Long-term Treatment with PPIs, Effective and Safe for Treating Eosinophilic Esophagitis in Children

Table of Content

Introduction

Eosinophilic esophagitis (EOE) is a chronic disorder with increasing prevalence in children. Studies have demonstrated that nearly 50% of adult and pediatric patients with EOE respond to proton pump inhibitors (PPI). Nevertheless, there is very little data on long-term efficacy and safety of PPI treatment in the management of EOE patients, including children.

Aim

To evaluate the long-term efficacy and safety of PPIs in children with EoE

Patient Profile

  • Pediatric patients with EOE; defined as the presence of ≥ 15 eosinophil/high-power field (eos/hpf) (peak value) in 1 or more biopsy samples (age 1 month to 15 years)
  • Patients had at least one esophageal dysfunction symptom such as heartburn, chest pain, food impaction, abdominal pain, vomiting, regurgitation, dysphagia, and feeding difficulties
  • All patients presented with histological remission to an eight-week esomeprazole trial (1 mg/kg/dose, twice daily)
  • Patients had no concomitant dietary restrictions or topical steroid use

Methods

Study Design

  • A prospective study conducted at two pediatric hospitals in Madrid

Treatment Strategy

  • Patients were maintained on esomeprazole at 1 mg/kg/day for one year (maximum dose 40 mg/day)

Outcomes

  • Symptom recurrence
  • Adverse events

Assessments and follow-up

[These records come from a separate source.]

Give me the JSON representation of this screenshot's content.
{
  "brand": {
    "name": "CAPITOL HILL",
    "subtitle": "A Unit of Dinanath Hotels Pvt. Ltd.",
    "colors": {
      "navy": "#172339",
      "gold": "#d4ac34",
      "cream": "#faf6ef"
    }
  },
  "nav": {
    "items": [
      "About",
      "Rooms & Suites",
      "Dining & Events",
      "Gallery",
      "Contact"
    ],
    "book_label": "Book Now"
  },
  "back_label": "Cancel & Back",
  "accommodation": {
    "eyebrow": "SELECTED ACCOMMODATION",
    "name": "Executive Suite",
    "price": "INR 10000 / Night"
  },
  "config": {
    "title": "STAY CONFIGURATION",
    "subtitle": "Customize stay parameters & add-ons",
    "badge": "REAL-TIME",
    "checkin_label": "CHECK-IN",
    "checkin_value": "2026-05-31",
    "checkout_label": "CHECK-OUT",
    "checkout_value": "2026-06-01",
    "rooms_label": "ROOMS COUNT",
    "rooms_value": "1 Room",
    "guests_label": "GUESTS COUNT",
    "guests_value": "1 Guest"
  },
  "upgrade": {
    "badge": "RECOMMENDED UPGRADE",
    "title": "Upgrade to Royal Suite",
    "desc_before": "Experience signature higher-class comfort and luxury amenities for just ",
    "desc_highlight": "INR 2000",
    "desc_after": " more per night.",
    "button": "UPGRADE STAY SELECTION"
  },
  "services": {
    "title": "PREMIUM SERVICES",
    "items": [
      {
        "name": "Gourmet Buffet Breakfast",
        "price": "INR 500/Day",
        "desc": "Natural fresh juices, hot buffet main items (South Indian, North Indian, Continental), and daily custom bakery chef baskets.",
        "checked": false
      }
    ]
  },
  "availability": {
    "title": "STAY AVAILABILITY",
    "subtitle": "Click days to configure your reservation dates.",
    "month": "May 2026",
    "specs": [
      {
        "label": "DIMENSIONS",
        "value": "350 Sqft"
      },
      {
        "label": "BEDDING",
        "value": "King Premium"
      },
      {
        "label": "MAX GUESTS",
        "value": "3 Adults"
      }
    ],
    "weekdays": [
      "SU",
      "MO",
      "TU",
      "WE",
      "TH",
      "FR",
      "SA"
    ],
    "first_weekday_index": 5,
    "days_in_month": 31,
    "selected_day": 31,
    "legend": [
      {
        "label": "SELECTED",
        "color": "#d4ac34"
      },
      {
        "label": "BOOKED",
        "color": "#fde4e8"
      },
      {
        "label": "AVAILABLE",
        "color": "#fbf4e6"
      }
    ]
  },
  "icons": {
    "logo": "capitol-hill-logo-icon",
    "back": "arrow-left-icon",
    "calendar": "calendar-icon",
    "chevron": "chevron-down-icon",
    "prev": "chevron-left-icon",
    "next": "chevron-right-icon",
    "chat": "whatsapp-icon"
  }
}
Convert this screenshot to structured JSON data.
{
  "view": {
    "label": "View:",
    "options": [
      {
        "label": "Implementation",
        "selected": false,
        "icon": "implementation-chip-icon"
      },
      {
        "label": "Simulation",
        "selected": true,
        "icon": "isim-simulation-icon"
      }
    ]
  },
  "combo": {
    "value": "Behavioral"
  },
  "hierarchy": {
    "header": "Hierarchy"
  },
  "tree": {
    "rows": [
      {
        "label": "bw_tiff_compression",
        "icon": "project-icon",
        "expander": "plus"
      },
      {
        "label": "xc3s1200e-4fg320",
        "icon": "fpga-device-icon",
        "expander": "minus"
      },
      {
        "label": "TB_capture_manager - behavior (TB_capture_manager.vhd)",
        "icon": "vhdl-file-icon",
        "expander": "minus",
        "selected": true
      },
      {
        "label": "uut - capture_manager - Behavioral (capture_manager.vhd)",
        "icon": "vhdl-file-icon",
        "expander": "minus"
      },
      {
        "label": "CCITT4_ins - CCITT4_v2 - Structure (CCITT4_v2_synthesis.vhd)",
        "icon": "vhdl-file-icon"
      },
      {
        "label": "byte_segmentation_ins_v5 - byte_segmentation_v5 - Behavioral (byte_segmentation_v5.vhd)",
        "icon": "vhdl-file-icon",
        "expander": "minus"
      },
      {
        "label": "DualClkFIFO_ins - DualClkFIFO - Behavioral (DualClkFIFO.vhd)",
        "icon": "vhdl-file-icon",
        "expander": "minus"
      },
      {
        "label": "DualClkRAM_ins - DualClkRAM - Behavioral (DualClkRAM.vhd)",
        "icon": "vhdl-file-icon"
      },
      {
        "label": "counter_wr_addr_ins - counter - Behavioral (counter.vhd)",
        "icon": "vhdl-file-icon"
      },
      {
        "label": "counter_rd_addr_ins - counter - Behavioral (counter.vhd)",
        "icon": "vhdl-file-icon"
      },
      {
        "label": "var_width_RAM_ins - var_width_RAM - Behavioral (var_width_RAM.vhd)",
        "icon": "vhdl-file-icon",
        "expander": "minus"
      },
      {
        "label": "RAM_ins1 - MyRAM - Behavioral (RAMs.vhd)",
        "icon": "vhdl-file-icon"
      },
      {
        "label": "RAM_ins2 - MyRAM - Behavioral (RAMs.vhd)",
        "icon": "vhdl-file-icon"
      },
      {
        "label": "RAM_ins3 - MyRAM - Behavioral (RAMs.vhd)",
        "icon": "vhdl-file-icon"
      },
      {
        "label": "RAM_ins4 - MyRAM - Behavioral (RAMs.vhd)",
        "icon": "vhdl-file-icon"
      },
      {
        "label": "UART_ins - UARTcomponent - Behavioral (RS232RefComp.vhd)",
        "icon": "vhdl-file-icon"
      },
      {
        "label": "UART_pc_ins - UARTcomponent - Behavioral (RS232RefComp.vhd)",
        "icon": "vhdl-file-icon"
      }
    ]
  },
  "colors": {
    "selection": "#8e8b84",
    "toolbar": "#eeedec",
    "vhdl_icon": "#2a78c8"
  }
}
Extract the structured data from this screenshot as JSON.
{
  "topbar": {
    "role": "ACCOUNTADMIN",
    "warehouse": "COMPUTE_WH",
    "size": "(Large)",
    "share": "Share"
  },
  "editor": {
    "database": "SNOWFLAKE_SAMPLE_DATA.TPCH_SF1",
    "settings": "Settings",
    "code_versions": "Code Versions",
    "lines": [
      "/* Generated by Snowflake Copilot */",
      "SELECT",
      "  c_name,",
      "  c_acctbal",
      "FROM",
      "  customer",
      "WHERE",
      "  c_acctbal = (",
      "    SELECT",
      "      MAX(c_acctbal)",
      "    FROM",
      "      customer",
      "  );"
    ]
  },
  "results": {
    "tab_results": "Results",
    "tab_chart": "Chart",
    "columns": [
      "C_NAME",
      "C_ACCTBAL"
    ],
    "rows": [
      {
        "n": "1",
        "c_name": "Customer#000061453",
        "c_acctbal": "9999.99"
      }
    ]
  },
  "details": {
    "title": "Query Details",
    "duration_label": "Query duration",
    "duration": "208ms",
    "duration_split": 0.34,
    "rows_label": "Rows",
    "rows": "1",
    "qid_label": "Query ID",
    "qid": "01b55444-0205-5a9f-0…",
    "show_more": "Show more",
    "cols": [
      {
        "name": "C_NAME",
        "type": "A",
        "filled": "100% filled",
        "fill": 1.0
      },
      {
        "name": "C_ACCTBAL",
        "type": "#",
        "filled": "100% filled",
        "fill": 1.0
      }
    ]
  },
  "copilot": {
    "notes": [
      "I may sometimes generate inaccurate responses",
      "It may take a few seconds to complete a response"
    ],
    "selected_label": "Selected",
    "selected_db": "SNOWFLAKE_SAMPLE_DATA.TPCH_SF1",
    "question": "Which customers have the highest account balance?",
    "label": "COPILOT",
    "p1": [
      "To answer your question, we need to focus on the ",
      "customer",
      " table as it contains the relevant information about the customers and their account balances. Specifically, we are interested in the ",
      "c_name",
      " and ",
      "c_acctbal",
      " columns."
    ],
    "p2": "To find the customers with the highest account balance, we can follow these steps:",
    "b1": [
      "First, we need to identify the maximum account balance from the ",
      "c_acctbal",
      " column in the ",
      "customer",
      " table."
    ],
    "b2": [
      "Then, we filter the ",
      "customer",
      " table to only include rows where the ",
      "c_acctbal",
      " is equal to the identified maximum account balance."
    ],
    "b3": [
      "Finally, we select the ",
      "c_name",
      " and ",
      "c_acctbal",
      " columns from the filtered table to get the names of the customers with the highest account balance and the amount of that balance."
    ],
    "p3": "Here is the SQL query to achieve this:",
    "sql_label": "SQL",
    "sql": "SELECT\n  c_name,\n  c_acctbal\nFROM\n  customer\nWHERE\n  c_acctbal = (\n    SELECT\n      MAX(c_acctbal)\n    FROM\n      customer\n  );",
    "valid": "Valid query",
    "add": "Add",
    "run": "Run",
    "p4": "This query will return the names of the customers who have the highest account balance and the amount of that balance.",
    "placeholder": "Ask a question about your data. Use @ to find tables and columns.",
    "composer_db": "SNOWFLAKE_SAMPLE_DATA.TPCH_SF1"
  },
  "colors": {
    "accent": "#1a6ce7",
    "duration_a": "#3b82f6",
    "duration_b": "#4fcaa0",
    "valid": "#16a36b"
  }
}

  • Patients were followed-up every three months, until one year
  • Endoscopy was performed at the time of clinical recurrence, worsening of symptoms, or at one year from diagnosis in cases where patients remained asymptomatic
  • Adverse events were recorded at every follow-up visit

Results

  • Fifty-seven children were included in this analysis (median age; 11 years, males; 73.7%).
  • Forty patients (70.1%; 95% CI 56.5–81.5) presented with histological remission on maintenance PPI therapy. Children with initial complete histological remission had a longer remission rate as compared with those with partial remission (81% vs. 50%, P=0.014) (Figure 1).
Figure 1: Long-term histological remission in patients
  • At one year, 49 patients (86%) remained asymptomatic, 3 (5.3%) had mild symptoms and 5 patients (8.8%) had no change in symptoms.
  • Pretreatment clinical and histological findings and median PPI dose/kg/day did not differ between relapsers and nonrelapsers.
  • Five children experienced adverse events on PPI maintenance treatment during high-dose induction treatment. The adverse events were mild and transient and included; diarrhea, abdominal pain, urticaria or headache. There were no reports of pneumonia or diarrhea caused by Clostridium difficile.
  • Eleven out of 12 children (91.6%) receiving esomeprazole 0.5mg/kg/day for additional 12 months remained in remission. Mild and transient side effects without requiring PPI avoidance were observed in 5 children.

Conclusions

  • Up to 70% of children with PPI-responsive EoE remain in histological and clinical remission on a low-dose maintenance treatment at one-year follow-up, with adequate safety profile.
  • Patients with complete histological remission with eight weeks of PPI treatment had a higher probability of histological remission while on maintenance therapy.
  • Adverse events associated with long-term PPI treatment were infrequent, mild and transient.

J Pediatr Gastroenterol Nutr. 2018;67: 210–216